Why are reporting practices important?

Transparent reporting is essential to enhance reproducibility.

In order to successfully reproduce scientific research, it is pivotal that study design, methods, results and statistical analyses are described in a transparent manner.

Transparent reporting can increase confidence in our results.

Contribute to improving the quality of scientific literature.

Transparent reporting is endorsed by funding agencies and top tier journals.

Authors, peer reviewers and academic journals share the responsibility when it comes to utilizing and endorsing reporting guidelines.

Reporting guidelines are developed through consultations with members of various scientific communities that hold significant expertise and aim to address the following:

The National Institute of Health, along with a group of multidisciplinary stakeholders, generated a list of essential items to consider when designing a preclinical study and when reporting the methods and results of preclinical research in a manuscript. This guideline is considered the gold standard of reporting for preclinical research and is endorsed by many academic journals and funding agencies.

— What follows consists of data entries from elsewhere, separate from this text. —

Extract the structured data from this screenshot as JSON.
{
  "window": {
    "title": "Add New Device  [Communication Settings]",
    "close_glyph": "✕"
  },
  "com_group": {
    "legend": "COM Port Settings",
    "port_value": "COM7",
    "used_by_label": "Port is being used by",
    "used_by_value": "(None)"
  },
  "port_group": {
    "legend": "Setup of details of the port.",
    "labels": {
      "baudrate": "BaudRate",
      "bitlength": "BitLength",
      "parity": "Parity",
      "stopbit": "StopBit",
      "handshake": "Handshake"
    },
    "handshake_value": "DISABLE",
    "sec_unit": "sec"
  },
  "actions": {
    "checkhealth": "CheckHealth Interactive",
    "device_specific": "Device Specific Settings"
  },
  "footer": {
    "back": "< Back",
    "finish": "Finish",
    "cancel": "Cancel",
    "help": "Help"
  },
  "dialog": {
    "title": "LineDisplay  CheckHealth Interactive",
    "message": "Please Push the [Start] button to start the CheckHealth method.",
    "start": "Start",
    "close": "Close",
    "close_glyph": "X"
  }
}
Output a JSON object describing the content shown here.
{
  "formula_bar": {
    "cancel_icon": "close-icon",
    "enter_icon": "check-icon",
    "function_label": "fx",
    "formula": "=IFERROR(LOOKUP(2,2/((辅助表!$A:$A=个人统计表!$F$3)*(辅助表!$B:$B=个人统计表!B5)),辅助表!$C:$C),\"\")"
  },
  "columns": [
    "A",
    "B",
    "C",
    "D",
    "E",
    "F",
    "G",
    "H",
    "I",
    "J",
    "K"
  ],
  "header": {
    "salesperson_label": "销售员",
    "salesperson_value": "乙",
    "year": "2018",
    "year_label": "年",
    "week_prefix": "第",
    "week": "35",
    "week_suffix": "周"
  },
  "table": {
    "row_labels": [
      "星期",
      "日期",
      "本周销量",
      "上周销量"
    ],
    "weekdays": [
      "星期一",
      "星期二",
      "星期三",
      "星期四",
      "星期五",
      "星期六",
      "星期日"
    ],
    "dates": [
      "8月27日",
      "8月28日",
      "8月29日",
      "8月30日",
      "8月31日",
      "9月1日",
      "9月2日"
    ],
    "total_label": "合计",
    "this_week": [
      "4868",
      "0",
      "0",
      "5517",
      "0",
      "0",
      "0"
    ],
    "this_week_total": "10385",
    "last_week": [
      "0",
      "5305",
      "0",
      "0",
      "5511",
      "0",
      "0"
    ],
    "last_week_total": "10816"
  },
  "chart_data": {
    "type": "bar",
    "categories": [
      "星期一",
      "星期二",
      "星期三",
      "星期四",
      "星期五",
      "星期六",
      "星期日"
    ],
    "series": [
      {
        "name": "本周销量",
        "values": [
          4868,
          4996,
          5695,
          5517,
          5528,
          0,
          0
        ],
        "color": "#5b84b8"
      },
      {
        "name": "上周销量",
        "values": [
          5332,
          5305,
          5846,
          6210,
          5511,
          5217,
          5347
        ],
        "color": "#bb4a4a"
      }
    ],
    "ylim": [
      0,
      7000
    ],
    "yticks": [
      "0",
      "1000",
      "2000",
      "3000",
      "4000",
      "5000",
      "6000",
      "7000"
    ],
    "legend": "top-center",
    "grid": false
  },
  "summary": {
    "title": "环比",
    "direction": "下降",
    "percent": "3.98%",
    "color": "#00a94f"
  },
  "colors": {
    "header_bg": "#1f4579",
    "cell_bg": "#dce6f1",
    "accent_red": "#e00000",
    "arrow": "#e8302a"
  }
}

To find fact sheets about each of the NIH preclinical reporting guidelines, navigate the Design tab.